Lighting & Sound America

"The action is as predictable as the most hackneyed network series; there's little to do but wait for the betrayal that will surely come...Jerry Ruiz's direction hasn't been able to solve these basic script problems, and it's possible that he has pushed the actress Annie Dow too far in the direction of making Lucia so annoying...Eddie Martinez fares much better as Abel, filling in the blanks of character so expertly that one comes to feel one knows him well." Full Review

Theatre Reviews Limited

"The play’s ending is no surprise and does not warrant the unusual blackout and completely different part of the set. One of several odd choices in Jerry Ruiz’s staging and Ms. Saracho’s script...It is not the actors’ obvious craft that is in question here. Although 'Fade' raises some enduring and rich questions about classism, sexism, racism, and prejudice, the play does not offer any new perspectives on these issues nor does it address them with any depth of understanding or suspense." Full Review

Talkin' Broadway

"Saracho's setup is plenty juicy, promising powerful recriminations, trenchant moralizing, and the kind of searing rhetoric on which August Wilson built his career.

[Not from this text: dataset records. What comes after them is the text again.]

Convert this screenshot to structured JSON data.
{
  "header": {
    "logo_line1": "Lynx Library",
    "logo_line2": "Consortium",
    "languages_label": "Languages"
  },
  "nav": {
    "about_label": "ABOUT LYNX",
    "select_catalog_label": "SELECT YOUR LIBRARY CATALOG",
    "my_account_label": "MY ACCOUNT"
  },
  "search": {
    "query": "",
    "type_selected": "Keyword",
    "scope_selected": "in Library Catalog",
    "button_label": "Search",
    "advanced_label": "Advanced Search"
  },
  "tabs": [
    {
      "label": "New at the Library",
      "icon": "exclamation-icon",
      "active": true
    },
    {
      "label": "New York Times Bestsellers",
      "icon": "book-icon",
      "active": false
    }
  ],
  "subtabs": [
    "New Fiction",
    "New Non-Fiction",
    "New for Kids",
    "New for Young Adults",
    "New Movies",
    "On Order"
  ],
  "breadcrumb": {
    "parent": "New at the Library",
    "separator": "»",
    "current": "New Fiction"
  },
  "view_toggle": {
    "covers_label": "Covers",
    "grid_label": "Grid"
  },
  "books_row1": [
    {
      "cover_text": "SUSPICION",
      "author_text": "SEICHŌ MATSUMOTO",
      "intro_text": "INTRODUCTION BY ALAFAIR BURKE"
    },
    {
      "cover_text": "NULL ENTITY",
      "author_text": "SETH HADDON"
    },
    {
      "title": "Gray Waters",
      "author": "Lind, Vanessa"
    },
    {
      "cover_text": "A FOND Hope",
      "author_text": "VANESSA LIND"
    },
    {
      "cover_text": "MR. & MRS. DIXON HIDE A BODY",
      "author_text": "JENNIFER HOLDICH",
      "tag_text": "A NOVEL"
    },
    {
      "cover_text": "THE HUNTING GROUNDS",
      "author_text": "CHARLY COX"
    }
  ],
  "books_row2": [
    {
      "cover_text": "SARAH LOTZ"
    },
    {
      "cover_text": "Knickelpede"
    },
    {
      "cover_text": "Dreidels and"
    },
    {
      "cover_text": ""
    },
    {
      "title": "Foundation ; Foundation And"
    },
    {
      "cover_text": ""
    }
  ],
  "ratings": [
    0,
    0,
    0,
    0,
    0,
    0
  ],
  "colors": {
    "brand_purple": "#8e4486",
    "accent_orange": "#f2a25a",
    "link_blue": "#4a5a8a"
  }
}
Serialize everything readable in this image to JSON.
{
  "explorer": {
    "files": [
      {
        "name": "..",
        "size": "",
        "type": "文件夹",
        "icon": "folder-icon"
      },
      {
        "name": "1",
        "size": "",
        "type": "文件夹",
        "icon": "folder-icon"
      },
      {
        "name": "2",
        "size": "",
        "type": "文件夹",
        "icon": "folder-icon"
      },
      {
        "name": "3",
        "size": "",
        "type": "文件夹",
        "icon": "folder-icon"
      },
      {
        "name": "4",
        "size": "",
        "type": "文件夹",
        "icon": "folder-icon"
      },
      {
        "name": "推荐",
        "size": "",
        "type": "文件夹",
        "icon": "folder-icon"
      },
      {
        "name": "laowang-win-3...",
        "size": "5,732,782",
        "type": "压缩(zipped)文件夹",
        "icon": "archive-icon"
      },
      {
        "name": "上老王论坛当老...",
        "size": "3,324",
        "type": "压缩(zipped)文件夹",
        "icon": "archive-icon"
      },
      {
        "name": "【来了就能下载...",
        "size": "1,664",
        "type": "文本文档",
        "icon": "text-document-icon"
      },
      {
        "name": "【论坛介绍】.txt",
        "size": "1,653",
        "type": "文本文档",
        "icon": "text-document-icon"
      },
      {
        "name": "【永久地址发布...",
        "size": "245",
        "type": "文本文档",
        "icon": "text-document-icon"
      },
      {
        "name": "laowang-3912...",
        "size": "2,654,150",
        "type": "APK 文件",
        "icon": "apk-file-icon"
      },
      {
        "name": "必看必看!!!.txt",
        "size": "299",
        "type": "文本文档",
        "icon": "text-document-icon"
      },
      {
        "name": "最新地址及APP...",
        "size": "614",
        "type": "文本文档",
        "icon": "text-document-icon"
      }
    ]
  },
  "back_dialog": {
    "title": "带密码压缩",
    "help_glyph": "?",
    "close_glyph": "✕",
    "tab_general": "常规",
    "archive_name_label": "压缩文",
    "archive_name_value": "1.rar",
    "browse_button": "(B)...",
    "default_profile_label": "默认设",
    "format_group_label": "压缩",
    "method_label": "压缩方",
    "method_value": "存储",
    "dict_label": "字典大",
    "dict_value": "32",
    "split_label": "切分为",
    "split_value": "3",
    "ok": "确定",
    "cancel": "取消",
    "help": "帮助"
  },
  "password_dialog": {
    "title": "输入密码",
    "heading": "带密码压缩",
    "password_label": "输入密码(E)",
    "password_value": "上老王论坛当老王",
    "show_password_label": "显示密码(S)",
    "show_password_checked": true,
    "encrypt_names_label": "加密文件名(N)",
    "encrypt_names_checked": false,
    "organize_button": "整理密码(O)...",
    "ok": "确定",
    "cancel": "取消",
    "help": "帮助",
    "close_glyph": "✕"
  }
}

But the payoff, which consumes all but the first 10 minutes or so of this tedious 95-minute excursion, is so choked with clichés that most of Saracho's strong groundwork, and director Jerry Ruiz's attempts to rouse it from its natural torpor, plunges headfirst into the meaningless." Full Review

During previews
Banal, Cliched, Slow

See it if You speak fluent Spanish as there are many phrases and sentences in Spanish that will go over your head if you don't.

Don't see it if You want a well-acted or polished show, since this was repetitive, boring, poorly acted, and just under 2 hours with no intermission.

Cast & Creatives (9)